Problem to work on: In the entries below, find the string "Organic" and return each line holding it.

Source data
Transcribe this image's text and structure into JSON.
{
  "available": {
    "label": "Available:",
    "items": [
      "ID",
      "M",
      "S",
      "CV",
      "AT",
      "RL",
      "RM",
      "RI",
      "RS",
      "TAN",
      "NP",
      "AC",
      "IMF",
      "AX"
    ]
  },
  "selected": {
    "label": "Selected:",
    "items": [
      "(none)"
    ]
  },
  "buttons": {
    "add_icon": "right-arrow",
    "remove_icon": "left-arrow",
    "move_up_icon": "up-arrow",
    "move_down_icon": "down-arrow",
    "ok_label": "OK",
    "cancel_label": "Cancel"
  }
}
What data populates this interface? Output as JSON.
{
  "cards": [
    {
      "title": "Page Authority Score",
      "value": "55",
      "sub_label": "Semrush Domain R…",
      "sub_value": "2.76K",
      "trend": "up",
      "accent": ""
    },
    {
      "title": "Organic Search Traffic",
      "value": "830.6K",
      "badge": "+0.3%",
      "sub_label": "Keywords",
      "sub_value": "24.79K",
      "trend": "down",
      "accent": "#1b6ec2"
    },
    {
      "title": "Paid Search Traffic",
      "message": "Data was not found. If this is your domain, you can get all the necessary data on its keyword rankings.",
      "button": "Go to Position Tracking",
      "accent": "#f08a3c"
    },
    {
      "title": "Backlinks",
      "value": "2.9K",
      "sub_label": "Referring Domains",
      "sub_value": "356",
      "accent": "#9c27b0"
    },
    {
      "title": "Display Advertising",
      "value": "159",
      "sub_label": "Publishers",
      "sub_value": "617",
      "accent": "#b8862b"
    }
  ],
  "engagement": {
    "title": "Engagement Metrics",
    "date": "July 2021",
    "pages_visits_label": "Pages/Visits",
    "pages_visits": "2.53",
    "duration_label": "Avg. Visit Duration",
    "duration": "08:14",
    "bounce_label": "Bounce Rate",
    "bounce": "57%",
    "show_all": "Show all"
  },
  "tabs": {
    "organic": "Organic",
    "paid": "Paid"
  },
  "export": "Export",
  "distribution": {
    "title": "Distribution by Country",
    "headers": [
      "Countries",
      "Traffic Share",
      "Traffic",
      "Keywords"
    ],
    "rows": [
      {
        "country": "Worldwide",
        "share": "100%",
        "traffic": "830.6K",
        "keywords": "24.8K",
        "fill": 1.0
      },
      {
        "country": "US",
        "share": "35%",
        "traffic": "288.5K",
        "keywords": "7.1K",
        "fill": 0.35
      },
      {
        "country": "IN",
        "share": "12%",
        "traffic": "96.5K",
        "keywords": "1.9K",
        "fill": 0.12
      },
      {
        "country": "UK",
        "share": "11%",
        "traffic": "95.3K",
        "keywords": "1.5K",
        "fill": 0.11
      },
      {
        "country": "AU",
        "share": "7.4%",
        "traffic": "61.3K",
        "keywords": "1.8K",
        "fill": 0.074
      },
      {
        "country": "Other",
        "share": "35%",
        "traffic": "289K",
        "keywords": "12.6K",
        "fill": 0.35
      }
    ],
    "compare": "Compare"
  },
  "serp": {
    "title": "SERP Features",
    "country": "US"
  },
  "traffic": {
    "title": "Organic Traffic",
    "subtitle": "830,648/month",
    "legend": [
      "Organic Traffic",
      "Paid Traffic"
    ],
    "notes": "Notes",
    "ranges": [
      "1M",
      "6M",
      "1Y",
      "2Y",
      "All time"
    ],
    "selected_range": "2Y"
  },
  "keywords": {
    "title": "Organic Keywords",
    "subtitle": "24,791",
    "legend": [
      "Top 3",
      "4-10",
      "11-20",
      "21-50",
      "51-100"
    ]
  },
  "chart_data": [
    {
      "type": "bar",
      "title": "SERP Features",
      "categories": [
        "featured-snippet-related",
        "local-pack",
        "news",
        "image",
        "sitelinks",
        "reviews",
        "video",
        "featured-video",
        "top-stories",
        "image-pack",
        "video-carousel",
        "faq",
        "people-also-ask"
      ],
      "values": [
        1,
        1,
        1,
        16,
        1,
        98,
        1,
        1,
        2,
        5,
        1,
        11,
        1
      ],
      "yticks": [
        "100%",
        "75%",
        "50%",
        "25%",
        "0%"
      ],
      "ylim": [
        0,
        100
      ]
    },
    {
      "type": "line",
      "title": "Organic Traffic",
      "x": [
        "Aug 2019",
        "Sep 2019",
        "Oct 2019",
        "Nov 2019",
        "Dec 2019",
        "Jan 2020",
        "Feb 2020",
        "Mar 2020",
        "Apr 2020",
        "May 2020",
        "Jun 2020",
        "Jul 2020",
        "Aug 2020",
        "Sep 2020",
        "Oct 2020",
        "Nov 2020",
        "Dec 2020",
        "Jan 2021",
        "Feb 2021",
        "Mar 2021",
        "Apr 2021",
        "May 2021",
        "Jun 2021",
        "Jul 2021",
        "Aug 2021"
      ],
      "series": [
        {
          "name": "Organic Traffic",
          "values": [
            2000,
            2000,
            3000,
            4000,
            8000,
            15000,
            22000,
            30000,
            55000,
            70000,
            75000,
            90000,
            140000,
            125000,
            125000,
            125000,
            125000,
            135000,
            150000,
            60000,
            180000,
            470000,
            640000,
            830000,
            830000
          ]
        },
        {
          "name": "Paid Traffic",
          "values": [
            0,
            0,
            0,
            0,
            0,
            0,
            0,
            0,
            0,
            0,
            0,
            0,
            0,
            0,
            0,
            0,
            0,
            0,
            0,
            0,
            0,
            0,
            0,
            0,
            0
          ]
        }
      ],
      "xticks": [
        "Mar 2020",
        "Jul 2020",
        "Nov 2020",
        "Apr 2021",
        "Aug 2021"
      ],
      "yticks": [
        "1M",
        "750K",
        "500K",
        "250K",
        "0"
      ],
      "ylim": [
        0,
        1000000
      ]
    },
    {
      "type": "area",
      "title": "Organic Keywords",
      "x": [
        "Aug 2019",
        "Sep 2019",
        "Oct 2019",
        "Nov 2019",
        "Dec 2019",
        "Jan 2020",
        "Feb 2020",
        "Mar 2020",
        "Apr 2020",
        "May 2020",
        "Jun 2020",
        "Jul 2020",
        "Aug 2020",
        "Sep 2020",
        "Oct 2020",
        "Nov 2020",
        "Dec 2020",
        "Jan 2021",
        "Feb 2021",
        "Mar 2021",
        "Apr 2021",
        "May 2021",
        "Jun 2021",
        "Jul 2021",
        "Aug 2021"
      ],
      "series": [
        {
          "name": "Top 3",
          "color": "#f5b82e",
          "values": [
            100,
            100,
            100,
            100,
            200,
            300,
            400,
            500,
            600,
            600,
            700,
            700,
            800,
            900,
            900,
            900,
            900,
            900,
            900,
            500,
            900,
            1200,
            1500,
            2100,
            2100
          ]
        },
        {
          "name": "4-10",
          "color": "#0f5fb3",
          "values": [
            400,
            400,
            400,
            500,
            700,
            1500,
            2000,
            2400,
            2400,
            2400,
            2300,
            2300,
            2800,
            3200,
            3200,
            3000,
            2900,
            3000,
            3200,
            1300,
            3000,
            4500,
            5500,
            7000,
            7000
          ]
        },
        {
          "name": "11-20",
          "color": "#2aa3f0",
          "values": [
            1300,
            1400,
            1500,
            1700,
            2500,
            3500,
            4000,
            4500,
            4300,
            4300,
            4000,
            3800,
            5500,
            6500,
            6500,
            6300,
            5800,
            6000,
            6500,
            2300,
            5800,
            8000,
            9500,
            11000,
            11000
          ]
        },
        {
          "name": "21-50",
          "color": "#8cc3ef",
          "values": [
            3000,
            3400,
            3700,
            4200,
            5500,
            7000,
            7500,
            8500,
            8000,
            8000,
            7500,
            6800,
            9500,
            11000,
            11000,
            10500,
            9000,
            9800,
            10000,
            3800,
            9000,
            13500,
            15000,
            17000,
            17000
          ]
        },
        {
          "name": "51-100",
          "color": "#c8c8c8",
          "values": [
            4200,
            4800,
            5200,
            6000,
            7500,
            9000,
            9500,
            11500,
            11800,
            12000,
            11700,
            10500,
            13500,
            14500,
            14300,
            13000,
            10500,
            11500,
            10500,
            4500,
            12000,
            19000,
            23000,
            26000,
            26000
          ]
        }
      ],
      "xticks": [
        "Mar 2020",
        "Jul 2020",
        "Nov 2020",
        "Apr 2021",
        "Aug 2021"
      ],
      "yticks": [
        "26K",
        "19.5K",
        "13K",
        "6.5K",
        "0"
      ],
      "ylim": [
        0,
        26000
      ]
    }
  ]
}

Output for this task:
      "title": "Organic Search Traffic",
    "organic": "Organic",
    "title": "Organic Traffic",
      "Organic Traffic",
    "title": "Organic Keywords",
      "title": "Organic Traffic",
          "name": "Organic Traffic",
      "title": "Organic Keywords",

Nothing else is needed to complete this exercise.